Integrated Stability and Activity Control of the Drosophila Rbf1 Retinoblastoma Protein [Protein Synthesis and Degradation]

July 21st, 2014 by Zhang, L., Wei, Y., Pushel, I., Heinze, K., Elenbaas, J., Henry, R. W., Arnosti, D. N.

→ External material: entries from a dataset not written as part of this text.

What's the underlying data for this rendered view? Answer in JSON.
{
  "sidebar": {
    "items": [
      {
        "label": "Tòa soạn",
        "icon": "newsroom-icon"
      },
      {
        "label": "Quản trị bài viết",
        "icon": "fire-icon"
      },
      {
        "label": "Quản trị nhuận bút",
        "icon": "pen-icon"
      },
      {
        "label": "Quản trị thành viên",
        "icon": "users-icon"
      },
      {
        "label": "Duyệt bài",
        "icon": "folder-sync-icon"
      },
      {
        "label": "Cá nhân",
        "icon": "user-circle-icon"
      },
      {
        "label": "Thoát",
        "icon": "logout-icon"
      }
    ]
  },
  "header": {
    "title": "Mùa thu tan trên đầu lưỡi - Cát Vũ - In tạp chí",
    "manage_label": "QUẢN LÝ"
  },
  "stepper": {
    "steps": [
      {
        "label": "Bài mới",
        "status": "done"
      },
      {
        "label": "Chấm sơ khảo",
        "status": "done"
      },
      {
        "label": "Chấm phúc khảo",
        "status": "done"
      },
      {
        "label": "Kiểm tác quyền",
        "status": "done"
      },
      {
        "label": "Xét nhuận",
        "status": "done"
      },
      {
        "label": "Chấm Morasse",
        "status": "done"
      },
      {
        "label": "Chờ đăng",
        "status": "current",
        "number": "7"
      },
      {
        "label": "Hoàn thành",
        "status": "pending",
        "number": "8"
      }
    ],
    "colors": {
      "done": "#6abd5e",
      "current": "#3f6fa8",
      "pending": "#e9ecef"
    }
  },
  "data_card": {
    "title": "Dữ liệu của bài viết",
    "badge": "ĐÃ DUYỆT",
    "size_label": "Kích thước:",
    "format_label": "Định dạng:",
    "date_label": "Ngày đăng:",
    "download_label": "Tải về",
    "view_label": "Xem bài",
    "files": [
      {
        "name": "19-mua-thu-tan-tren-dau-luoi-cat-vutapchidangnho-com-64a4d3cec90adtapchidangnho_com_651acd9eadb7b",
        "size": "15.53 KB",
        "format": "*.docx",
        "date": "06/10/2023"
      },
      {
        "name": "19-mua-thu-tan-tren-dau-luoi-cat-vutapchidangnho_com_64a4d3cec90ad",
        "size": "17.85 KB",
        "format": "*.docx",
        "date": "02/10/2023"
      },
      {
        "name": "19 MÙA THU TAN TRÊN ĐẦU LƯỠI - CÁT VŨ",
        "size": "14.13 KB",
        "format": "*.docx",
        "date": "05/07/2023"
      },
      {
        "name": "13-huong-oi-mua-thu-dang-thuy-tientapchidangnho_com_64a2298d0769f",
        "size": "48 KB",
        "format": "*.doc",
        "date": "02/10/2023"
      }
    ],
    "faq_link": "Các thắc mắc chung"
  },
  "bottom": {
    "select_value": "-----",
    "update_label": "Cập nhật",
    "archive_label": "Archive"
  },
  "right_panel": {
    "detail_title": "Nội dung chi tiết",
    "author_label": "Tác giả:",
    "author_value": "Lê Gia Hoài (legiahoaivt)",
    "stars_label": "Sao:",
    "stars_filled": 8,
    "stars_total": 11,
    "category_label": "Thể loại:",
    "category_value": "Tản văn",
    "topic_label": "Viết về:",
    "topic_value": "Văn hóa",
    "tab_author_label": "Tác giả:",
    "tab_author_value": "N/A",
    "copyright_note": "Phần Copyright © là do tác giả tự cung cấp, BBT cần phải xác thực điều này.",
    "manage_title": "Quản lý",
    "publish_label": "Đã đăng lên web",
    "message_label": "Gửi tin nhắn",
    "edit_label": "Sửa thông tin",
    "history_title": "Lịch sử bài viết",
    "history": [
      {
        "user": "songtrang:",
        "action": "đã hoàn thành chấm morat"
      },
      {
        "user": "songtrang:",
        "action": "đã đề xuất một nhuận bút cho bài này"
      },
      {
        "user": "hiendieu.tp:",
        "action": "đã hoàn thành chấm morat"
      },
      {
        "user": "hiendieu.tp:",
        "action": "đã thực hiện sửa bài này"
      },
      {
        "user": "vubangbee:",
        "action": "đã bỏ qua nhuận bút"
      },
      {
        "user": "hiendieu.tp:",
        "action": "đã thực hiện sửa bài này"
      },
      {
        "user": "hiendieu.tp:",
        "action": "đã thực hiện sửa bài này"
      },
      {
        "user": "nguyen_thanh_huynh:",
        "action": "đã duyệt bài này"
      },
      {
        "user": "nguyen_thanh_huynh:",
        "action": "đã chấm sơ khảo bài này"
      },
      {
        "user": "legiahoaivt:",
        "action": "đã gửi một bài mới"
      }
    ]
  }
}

Retinoblastoma (RB) family transcriptional corepressors regulate diverse cellular events including cell cycle, senescence, and differentiation. The activity and stability of these proteins are mediated by post-translational modifications, however we lack a general understanding of how distinct modifications coordinately impact both of these properties. Previously, we showed that protein turnover and activity are tightly linked through an evolutionarily conserved C-terminal instability element (IE) in the Drosophila RB-related protein Rbf1; surprisingly, mutant proteins with enhanced stability were less, not more active. To better understand how activity and turnover are controlled in this model RB protein, we assessed the impact of Cyclin-Cdk kinase regulation on Rbf1. An evolutionarily conserved N-terminal threonine residue is required for Cyclin-Cdk response, and showed a dominant impact on turnover and activity, however specific residues in the C terminal IE differentially impacted Rbf1 activity and turnover, indicating an additional level of regulation. Strikingly, specific IE mutations that impaired turnover but not activity induced dramatic developmental phenotypes in the Drosophila eye. Mutation of the highly conserved K774 residue induced hypermorphic phenotypes that mimicked the loss of phosphorylation control; mutation of the corresponding codon of the human RBL2 gene has been reported in lung tumors. Our data supports a model in which closely intermingled residues within the conserved IE govern protein turnover, presumably through interactions with E3 ligases, and protein activity, via contacts with E2F transcription partners. Such functional relationships are likely to similarly impact mammalian RB family proteins, with important implications for development and disease.